▶ **Problem details**
Please find all lines containing "usuários" in the listing below and copy them.

▶ **Data supplied**
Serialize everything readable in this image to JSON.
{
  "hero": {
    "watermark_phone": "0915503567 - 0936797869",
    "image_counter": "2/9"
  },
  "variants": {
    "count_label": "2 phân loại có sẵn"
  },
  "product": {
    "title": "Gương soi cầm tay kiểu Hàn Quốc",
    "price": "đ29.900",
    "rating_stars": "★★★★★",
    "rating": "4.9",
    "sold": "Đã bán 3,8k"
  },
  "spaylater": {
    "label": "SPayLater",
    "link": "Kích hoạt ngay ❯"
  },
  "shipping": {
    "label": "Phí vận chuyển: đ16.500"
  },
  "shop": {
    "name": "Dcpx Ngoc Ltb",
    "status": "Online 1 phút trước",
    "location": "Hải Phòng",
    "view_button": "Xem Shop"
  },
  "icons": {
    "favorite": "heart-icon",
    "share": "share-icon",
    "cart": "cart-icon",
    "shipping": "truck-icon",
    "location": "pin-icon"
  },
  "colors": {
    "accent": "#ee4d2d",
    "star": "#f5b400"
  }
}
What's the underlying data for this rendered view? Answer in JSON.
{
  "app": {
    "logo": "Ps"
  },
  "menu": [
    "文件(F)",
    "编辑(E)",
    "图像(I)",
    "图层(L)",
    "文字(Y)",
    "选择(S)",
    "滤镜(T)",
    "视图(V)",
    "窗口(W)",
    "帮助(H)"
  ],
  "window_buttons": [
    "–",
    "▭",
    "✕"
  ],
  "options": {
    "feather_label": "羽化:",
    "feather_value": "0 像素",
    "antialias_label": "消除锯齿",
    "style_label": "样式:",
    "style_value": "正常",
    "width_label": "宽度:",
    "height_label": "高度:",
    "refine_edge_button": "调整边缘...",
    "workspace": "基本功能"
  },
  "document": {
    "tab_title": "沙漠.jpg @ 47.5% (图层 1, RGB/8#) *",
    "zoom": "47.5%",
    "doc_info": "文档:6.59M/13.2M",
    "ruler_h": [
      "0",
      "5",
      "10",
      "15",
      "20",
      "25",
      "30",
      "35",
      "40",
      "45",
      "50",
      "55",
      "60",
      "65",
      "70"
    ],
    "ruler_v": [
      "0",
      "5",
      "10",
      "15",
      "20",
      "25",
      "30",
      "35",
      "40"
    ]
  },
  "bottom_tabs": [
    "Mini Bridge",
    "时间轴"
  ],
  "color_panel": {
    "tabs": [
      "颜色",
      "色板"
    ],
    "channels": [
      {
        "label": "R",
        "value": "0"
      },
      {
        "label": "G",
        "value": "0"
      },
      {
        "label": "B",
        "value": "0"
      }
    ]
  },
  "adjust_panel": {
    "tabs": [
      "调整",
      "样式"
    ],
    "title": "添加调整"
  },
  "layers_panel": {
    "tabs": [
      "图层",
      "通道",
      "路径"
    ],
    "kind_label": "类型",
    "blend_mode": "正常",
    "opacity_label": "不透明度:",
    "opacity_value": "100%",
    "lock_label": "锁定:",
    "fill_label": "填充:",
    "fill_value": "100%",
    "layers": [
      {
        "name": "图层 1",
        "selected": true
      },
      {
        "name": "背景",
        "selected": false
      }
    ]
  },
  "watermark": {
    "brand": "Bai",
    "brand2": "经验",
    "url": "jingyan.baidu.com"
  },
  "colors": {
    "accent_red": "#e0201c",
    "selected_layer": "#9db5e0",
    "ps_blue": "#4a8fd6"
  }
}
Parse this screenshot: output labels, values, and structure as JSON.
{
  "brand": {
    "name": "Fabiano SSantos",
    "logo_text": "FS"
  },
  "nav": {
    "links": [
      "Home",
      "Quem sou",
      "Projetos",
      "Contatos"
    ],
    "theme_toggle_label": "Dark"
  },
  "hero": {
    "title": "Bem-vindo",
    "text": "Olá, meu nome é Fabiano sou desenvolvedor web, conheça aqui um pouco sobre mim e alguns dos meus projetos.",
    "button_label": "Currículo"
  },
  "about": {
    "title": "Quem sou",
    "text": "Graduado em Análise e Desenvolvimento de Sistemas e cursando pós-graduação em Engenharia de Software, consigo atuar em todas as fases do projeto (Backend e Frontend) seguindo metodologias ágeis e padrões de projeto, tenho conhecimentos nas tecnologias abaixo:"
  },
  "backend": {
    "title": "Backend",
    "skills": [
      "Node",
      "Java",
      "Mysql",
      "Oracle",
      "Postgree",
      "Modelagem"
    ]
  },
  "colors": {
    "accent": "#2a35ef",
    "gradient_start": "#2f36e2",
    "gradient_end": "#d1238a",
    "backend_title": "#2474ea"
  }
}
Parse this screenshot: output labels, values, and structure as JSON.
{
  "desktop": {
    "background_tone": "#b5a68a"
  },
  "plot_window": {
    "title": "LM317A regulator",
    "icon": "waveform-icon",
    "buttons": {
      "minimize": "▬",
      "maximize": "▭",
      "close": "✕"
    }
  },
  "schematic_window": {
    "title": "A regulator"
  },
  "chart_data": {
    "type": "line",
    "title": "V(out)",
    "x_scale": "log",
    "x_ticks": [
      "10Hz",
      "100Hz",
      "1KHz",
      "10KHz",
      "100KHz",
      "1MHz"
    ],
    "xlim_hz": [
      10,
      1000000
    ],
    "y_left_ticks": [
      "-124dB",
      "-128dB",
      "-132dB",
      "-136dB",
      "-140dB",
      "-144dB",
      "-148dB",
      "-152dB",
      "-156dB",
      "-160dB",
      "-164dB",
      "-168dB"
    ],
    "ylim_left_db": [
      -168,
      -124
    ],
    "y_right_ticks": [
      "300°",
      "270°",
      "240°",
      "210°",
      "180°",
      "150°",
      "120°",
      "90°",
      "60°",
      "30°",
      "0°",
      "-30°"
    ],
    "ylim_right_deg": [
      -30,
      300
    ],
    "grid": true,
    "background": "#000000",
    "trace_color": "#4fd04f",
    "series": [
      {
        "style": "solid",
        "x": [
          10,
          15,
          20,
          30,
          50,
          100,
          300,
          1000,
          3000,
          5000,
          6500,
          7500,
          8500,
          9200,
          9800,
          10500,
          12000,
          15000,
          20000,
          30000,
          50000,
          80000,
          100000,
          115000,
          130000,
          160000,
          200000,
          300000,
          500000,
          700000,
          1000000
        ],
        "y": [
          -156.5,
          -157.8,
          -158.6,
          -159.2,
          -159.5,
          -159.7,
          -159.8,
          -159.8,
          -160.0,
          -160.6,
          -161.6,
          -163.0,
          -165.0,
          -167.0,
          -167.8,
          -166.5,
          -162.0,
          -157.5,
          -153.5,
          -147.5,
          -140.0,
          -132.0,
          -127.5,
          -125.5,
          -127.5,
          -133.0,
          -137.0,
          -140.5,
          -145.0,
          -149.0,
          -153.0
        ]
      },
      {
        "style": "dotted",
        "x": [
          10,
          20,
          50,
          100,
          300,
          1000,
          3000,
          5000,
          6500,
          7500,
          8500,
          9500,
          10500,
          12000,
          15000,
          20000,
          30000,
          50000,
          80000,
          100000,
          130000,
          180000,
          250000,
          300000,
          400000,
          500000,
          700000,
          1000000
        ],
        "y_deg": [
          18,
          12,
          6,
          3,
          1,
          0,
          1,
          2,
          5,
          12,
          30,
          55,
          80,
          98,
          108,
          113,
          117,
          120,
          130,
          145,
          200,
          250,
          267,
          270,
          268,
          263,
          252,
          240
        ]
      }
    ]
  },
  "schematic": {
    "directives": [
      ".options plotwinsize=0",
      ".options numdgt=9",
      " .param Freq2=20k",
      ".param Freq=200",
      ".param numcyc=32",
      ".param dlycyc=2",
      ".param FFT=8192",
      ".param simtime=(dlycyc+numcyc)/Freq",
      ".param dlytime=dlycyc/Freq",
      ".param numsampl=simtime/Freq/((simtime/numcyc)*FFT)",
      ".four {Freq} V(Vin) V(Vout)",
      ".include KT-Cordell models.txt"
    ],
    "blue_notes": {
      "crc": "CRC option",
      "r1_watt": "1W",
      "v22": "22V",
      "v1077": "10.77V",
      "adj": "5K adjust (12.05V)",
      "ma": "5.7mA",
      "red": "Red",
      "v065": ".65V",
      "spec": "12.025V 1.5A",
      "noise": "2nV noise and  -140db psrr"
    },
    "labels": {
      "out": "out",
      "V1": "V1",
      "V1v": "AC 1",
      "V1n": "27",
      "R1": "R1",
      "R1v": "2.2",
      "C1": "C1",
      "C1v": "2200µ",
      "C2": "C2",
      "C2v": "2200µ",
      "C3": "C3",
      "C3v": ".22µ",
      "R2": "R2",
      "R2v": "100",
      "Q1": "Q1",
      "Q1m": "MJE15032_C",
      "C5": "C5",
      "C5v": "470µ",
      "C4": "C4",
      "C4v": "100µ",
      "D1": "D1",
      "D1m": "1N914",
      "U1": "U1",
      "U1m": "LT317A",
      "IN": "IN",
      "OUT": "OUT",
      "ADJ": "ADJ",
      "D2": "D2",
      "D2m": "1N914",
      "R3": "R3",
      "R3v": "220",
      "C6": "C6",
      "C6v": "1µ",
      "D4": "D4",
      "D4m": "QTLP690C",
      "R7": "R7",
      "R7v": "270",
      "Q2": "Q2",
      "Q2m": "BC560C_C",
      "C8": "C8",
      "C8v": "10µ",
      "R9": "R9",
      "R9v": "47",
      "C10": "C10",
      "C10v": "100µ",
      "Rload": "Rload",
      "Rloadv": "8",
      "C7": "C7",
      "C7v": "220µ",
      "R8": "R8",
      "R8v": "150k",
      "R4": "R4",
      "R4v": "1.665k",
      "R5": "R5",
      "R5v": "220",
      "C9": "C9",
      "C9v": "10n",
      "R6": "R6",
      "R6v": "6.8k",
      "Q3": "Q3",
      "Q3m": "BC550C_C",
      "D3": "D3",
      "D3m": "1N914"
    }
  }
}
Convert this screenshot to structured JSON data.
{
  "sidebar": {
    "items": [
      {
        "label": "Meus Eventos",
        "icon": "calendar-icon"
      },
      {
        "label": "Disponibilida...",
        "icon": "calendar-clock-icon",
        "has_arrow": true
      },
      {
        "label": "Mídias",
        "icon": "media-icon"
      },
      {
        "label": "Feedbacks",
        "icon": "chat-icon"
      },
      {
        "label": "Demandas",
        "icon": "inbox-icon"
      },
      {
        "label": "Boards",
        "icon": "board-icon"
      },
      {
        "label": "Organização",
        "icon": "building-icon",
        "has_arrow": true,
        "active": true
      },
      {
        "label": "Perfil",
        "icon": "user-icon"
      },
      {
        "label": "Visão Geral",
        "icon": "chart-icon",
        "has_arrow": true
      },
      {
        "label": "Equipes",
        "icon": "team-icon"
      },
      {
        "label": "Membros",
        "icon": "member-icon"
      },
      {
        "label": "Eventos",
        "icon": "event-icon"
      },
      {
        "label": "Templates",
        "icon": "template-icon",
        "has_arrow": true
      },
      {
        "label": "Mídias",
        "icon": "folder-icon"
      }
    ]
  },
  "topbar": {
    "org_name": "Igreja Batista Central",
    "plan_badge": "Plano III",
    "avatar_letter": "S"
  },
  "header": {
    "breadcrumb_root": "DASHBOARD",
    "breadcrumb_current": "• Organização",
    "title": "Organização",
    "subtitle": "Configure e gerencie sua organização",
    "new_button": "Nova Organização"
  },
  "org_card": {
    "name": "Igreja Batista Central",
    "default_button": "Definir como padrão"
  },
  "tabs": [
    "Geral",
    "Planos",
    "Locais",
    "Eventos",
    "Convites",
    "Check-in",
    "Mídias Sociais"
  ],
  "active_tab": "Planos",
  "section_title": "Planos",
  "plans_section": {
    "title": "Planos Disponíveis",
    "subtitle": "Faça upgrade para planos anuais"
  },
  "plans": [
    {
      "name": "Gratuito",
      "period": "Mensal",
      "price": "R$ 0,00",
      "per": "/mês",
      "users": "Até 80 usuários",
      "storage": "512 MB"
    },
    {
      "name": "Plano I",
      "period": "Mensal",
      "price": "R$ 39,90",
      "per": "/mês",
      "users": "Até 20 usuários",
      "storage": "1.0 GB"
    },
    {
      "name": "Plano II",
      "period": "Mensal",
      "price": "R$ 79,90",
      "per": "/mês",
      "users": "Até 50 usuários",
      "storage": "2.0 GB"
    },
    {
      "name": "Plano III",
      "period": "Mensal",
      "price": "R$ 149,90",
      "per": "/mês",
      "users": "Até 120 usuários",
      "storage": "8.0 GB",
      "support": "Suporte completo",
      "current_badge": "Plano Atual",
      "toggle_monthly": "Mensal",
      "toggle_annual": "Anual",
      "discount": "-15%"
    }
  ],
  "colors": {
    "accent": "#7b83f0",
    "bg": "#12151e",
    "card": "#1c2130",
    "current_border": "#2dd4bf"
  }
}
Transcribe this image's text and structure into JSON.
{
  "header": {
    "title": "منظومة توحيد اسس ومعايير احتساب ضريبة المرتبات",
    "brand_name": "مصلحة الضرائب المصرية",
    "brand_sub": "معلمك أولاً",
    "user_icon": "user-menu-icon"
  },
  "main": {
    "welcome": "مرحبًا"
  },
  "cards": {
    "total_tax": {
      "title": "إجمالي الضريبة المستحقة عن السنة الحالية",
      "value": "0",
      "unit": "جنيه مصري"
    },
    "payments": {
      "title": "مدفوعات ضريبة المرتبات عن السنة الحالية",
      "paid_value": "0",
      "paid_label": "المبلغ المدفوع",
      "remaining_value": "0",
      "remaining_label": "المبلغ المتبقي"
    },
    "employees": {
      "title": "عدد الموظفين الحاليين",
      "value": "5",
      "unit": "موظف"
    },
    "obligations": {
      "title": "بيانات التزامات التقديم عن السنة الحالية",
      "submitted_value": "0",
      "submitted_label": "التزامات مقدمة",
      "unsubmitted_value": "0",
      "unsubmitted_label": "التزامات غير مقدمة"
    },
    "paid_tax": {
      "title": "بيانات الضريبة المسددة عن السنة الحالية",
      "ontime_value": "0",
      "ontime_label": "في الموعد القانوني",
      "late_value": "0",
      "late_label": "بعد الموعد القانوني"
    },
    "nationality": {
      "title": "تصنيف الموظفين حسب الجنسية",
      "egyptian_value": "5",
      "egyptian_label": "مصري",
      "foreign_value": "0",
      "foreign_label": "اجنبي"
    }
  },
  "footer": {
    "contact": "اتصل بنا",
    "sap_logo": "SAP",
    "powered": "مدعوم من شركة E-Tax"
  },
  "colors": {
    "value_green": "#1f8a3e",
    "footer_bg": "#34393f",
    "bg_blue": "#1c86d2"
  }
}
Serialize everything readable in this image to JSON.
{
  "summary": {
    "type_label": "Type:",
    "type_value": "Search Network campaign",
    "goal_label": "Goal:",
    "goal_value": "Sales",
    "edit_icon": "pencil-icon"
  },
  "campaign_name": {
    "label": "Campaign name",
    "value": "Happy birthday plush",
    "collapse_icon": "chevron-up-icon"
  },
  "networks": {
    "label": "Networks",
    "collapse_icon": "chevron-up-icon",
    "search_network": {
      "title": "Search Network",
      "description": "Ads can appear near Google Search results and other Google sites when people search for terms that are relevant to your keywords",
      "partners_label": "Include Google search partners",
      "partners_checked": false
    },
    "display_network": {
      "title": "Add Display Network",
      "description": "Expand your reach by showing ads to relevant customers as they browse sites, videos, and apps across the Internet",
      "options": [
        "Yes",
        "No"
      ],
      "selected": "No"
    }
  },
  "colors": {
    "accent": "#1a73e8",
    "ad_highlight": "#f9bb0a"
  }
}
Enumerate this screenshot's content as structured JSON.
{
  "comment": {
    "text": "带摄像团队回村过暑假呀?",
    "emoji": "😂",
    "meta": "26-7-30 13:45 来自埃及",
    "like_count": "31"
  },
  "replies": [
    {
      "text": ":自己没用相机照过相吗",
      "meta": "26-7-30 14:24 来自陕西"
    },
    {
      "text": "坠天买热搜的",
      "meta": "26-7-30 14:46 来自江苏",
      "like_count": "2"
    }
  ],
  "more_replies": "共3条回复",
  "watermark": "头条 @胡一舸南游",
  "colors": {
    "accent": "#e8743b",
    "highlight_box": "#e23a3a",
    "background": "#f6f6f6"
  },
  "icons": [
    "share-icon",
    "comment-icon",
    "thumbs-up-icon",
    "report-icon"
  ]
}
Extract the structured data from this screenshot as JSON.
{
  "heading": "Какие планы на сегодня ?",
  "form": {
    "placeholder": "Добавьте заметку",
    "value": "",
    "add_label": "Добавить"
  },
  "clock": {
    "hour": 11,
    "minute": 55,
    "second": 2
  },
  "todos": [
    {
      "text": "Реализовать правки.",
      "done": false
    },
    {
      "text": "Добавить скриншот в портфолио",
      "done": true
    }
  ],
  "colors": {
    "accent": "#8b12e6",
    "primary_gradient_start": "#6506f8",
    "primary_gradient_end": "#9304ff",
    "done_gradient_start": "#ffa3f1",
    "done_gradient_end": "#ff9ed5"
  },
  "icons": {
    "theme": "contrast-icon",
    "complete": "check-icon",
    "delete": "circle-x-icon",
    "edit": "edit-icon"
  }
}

▶ **Written response**
      "users": "Até 80 usuários",
      "users": "Até 20 usuários",
      "users": "Até 50 usuários",
      "users": "Até 120 usuários",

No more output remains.